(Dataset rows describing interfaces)
-=-=-

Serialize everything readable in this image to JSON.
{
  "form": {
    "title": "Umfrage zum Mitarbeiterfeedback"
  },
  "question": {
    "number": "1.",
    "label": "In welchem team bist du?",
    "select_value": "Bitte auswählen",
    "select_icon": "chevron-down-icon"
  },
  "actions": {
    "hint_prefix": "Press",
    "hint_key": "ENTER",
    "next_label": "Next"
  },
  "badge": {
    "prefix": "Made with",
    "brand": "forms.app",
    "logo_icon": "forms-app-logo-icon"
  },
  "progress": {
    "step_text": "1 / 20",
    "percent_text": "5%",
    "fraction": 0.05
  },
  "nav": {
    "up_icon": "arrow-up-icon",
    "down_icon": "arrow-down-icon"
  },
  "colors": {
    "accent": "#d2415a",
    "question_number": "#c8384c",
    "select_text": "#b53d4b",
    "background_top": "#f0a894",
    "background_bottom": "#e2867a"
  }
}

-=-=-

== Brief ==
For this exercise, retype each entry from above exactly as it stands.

== Result ==
Serialize everything readable in this image to JSON.
{
  "form": {
    "title": "Umfrage zum Mitarbeiterfeedback"
  },
  "question": {
    "number": "1.",
    "label": "In welchem team bist du?",
    "select_value": "Bitte auswählen",
    "select_icon": "chevron-down-icon"
  },
  "actions": {
    "hint_prefix": "Press",
    "hint_key": "ENTER",
    "next_label": "Next"
  },
  "badge": {
    "prefix": "Made with",
    "brand": "forms.app",
    "logo_icon": "forms-app-logo-icon"
  },
  "progress": {
    "step_text": "1 / 20",
    "percent_text": "5%",
    "fraction": 0.05
  },
  "nav": {
    "up_icon": "arrow-up-icon",
    "down_icon": "arrow-down-icon"
  },
  "colors": {
    "accent": "#d2415a",
    "question_number": "#c8384c",
    "select_text": "#b53d4b",
    "background_top": "#f0a894",
    "background_bottom": "#e2867a"
  }
}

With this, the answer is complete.